Mossback's column at Crosscut.com
Some time ago I mentioned Seattle’s reporter on the “Heritage Beat”, Knute Berger, who posts by the name Mossback. Over the summer, while I was gone, mossback produced a really to-the-point column on heritage preservation: Help wanted: A ‘Sierra Club’ for historic preservation to fight development. Unusually for heritage conservation advocates, Mossback cares as much about indigenous archaeology as about historic buildings, and he does a terrific job writing about both. Take for example, the following quote, from the above article, which speaks to many of the same issues currently plaguing the Glenrose Cannery site (it’s long, so you’ll have to click below):
Haida Gwaii microblade cores. Source: Fladmark 1970. BC Studies.

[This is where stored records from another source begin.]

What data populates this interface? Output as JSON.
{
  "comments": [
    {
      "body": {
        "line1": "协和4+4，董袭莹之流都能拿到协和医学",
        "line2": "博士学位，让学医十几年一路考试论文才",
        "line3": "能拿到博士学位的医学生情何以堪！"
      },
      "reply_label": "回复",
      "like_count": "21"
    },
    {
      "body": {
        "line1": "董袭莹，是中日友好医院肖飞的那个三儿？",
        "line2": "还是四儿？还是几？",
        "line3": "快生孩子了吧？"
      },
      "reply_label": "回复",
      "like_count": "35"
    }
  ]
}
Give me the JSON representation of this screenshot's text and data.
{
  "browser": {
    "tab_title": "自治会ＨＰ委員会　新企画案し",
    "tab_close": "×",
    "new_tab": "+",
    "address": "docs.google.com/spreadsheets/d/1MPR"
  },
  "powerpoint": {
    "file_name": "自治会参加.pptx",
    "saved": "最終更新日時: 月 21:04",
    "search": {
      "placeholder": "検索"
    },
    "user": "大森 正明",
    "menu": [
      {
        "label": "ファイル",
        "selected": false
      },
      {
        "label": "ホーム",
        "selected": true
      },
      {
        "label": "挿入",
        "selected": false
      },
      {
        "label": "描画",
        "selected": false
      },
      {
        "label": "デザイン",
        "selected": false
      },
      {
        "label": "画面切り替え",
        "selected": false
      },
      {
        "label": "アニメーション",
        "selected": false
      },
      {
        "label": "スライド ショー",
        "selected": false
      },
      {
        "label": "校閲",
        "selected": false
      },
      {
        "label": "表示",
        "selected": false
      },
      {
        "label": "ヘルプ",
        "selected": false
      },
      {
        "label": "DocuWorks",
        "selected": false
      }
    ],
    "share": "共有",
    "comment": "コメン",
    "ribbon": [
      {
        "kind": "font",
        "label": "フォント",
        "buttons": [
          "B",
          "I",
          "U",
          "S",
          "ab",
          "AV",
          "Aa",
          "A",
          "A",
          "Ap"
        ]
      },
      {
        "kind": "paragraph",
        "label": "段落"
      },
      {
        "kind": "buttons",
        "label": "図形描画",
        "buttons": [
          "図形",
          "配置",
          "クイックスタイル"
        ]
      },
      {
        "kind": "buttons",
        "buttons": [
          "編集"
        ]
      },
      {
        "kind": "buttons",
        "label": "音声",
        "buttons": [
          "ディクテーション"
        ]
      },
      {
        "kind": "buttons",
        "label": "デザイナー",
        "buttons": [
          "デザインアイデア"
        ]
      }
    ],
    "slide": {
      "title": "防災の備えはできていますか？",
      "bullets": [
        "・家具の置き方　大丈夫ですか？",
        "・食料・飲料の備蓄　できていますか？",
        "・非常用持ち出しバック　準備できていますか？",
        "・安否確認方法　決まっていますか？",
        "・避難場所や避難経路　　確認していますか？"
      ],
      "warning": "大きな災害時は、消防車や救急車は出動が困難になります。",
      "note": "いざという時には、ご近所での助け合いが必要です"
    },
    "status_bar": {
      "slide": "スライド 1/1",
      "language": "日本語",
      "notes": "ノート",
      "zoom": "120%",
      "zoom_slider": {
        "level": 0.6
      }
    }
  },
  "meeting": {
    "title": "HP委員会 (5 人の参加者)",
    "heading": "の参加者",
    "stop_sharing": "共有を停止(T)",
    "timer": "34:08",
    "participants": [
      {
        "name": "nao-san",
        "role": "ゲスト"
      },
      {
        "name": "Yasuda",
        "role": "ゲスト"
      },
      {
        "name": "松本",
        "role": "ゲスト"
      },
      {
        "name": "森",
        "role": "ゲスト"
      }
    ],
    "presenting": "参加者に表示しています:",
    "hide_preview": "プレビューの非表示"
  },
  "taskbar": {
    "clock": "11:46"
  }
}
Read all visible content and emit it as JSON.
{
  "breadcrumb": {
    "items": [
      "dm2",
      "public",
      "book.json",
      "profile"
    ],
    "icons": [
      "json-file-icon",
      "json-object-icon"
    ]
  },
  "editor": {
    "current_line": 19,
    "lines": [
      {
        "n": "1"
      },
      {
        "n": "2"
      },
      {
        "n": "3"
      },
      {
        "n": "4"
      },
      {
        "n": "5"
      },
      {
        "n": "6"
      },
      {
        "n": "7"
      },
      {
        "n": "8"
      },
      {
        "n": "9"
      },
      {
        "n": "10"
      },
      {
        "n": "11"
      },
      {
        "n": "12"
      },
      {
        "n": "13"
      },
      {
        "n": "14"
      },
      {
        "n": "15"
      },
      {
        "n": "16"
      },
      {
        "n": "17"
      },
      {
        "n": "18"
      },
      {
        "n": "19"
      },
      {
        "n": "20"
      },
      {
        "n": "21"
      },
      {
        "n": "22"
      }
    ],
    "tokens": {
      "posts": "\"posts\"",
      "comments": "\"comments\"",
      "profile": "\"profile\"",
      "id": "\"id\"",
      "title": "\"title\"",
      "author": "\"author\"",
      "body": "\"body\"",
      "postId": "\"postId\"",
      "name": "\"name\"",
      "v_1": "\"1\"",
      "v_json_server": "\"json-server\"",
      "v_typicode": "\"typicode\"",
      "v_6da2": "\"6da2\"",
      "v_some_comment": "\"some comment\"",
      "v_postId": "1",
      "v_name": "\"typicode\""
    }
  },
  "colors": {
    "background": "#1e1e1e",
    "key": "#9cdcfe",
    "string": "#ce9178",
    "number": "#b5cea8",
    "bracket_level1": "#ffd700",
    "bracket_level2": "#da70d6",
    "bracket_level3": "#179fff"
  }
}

The journal BC Studies is a respected, peer-reviewed publication that focuses on, well, studies of BC, but particularly on historical topics it seems. It has long been an awkwardly circulated journal, in that it appears in few indexing databases and no PDFs were available, even via subscription or through paywalls such as university databases. These days, going to the library to photocopy is considered a hardship. It is therefore extremely welcome to see that BC Studies has put almost its entire series of back issues online, open access, free. Wow. You can download any article from inception in 1969 through the Summer of 2008. Interestingly, a number of the articles are also available as mp3 sound files, so you could listen to these on your daily commute. Naturally you can browse it yourself but you won’t, so let me point out some of the highlights, with an eye on archaeology, ethnohistory and historical geography.